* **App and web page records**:
-- -- --
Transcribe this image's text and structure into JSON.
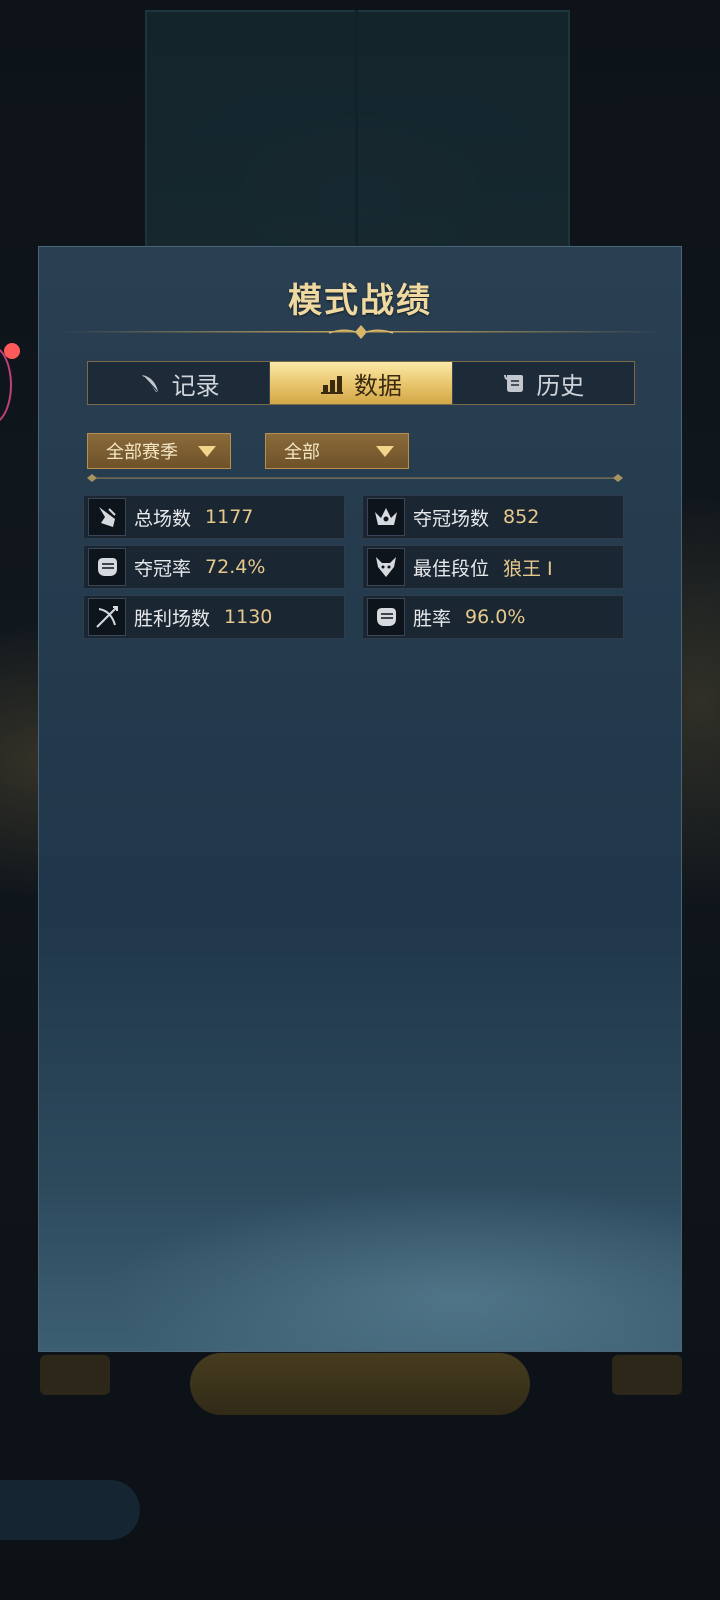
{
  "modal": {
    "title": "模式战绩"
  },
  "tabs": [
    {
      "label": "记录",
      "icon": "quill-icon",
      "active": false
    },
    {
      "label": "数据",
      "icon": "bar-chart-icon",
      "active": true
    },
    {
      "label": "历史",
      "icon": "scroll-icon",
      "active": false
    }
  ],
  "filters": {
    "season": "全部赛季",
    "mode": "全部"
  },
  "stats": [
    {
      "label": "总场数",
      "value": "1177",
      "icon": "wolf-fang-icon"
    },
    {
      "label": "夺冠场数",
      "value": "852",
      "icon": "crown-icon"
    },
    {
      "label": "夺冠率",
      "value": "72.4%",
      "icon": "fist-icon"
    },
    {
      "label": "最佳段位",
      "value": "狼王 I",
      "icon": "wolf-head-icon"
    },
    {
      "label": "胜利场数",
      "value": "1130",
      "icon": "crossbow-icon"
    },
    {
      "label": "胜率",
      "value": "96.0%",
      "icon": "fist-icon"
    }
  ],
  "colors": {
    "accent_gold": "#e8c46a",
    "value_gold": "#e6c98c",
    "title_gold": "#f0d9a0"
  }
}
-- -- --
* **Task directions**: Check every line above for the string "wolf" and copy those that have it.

* **Output for this task**:
      "icon": "wolf-fang-icon"
      "icon": "wolf-head-icon"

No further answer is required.